### [About this exercise]
Give back the entire listing exactly as it was provided.

### [Records]
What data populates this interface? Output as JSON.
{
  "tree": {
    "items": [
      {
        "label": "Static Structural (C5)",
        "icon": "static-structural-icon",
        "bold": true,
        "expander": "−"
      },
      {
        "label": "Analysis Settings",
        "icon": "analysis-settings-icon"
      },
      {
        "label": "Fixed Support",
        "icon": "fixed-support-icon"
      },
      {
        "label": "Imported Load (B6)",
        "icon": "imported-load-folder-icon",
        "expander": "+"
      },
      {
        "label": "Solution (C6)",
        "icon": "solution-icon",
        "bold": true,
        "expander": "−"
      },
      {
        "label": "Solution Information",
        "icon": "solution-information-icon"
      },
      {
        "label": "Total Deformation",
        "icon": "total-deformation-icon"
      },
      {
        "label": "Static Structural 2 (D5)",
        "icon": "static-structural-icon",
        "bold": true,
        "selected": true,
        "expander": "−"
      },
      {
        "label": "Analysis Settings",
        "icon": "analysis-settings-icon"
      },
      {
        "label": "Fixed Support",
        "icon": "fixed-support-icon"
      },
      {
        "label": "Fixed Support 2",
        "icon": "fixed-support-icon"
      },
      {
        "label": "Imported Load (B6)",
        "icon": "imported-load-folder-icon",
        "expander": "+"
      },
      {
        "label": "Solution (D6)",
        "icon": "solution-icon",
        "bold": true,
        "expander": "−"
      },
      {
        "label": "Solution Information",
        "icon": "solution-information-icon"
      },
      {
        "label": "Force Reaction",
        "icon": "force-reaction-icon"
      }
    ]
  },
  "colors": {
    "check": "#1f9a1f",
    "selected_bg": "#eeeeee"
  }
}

### [Output for this exercise]
What data populates this interface? Output as JSON.
{
  "tree": {
    "items": [
      {
        "label": "Static Structural (C5)",
        "icon": "static-structural-icon",
        "bold": true,
        "expander": "−"
      },
      {
        "label": "Analysis Settings",
        "icon": "analysis-settings-icon"
      },
      {
        "label": "Fixed Support",
        "icon": "fixed-support-icon"
      },
      {
        "label": "Imported Load (B6)",
        "icon": "imported-load-folder-icon",
        "expander": "+"
      },
      {
        "label": "Solution (C6)",
        "icon": "solution-icon",
        "bold": true,
        "expander": "−"
      },
      {
        "label": "Solution Information",
        "icon": "solution-information-icon"
      },
      {
        "label": "Total Deformation",
        "icon": "total-deformation-icon"
      },
      {
        "label": "Static Structural 2 (D5)",
        "icon": "static-structural-icon",
        "bold": true,
        "selected": true,
        "expander": "−"
      },
      {
        "label": "Analysis Settings",
        "icon": "analysis-settings-icon"
      },
      {
        "label": "Fixed Support",
        "icon": "fixed-support-icon"
      },
      {
        "label": "Fixed Support 2",
        "icon": "fixed-support-icon"
      },
      {
        "label": "Imported Load (B6)",
        "icon": "imported-load-folder-icon",
        "expander": "+"
      },
      {
        "label": "Solution (D6)",
        "icon": "solution-icon",
        "bold": true,
        "expander": "−"
      },
      {
        "label": "Solution Information",
        "icon": "solution-information-icon"
      },
      {
        "label": "Force Reaction",
        "icon": "force-reaction-icon"
      }
    ]
  },
  "colors": {
    "check": "#1f9a1f",
    "selected_bg": "#eeeeee"
  }
}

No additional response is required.